Suffice it to say that Mariners fans will be asked for just a little more patience to allow Kelenic, Rodriguez, Gilbert and other prospects to matriculate through the system. And the growing pains for Lewis, White and other young players aren’t finished.

ZiPS isn’t gospel, of course. Players have been known to outperform their projections. It happens all the time. But you don’t need an analytical model to see the potential pitfalls for the Mariners. Beyond rock-steady Marco Gonzales, their six-man rotation is iffy. I feel good about Justus Sheffield based on his 10-start showcase last year, but Yusei Kikuchi has yet to translate his ample potential into consistent results. It gets even shakier as you move down the list of candidates.

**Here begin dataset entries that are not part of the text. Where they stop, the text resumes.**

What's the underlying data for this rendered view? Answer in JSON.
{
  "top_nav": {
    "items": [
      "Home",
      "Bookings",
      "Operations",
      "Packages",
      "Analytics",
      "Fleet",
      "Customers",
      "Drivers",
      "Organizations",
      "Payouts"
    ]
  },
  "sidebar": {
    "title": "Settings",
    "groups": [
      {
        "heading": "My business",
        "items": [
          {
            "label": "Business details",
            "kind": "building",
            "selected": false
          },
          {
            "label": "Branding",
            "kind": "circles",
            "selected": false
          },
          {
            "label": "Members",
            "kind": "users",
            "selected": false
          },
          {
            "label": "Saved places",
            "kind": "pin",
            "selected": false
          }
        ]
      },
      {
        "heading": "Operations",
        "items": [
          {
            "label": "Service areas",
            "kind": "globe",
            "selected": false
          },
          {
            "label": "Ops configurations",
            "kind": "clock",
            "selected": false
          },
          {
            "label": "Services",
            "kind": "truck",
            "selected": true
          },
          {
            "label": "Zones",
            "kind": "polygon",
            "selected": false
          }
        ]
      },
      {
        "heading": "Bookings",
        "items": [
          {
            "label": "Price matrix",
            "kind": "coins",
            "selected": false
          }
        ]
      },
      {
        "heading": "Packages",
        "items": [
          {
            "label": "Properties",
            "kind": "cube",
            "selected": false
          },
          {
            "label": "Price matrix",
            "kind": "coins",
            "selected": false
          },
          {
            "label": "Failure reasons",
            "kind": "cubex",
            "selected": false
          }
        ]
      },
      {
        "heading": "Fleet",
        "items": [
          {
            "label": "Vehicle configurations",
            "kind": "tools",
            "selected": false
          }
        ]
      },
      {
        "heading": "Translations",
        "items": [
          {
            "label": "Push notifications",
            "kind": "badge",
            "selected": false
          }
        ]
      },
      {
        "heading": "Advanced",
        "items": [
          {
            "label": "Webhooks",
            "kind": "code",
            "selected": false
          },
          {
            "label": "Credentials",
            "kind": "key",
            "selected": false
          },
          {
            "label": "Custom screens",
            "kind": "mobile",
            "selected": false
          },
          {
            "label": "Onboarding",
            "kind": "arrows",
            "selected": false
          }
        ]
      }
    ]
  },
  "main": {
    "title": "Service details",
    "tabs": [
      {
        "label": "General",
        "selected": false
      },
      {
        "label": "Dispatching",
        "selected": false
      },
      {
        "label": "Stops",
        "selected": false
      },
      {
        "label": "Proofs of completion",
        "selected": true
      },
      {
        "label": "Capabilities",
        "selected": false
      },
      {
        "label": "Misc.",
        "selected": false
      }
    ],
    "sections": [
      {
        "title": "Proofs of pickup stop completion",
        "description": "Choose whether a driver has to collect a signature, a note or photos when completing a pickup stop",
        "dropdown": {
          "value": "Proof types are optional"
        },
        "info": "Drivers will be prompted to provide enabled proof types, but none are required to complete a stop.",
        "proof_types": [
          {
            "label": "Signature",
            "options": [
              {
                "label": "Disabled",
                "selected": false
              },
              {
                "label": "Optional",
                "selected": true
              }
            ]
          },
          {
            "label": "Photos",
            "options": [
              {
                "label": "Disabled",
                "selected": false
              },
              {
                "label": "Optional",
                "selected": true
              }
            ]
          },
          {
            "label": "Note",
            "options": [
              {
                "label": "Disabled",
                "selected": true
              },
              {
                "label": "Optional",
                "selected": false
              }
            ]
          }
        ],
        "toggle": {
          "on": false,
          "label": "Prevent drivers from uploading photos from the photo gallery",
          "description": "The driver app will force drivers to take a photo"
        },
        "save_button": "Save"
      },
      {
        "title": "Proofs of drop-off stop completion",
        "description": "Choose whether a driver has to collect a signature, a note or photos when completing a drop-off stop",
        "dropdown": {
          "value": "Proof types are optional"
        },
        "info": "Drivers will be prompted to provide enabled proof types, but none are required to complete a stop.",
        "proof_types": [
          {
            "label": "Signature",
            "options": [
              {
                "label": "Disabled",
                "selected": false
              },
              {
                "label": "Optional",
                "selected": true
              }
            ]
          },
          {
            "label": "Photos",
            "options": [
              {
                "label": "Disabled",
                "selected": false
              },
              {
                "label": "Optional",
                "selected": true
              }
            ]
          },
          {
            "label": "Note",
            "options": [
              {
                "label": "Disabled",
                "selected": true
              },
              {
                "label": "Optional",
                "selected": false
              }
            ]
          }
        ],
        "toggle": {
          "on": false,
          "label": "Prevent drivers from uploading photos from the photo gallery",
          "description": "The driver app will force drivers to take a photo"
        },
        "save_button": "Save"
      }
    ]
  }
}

Dipoto has signed starter Chris Flexen off an impressive season in Korea, but he flailed in the majors with the Mets before that. It’s hard to see the Mariners reaching their goal of contention without the acquisition of another starter. Taijuan Walker has a nice ring to it.

Dipoto has indicated that his first priority is augmenting the bullpen, which is a wise decision based on its performance last year. The Mariners ranked last in the AL, and 28th in MLB, with a 5.92 relief ERA. He’s already started the process with the signings of Keynan Middleton and Rafael Montero, but there’s more work to do. They’ve been linked to Blake Treinen, the former A’s All-Star who had a strong rebound season with the Dodgers.

The Mariners could also use an outfield bat while waiting for Kelenic’s arrival, and to hedge against Haniger’s health concerns after missing most of the past two seasons with injury. Right now, they have Jose Marmolejos, Jake Fraley and maybe Long vying to be the opening-day left fielder, which doesn’t inspire pennant fever.


They’re not likely to be moves as sexy as the Padres made. But history has shown that winning the offseason doesn’t always translate to on-field success. Just look at the previous time Preller went for it, landing Matt Kemp, Justin Upton, Craig Kimbrel and James Shields to great fanfare before the 2015 season. It was pretty much a disaster, however. The Padres lost 88 games that year, and 94, 91, 96 and 92 the next four after that before ending their 13-year playoff drought (and nine-year streak of losing records) in 2020.

The Mariners believe their showstoppers will emerge over time as this heralded class of prospects reaches the majors. And they promise they are prepared to make a big strike when the time is right.

Their biggest challenge of 2021 might be getting to the point where they can start acting like the Padres.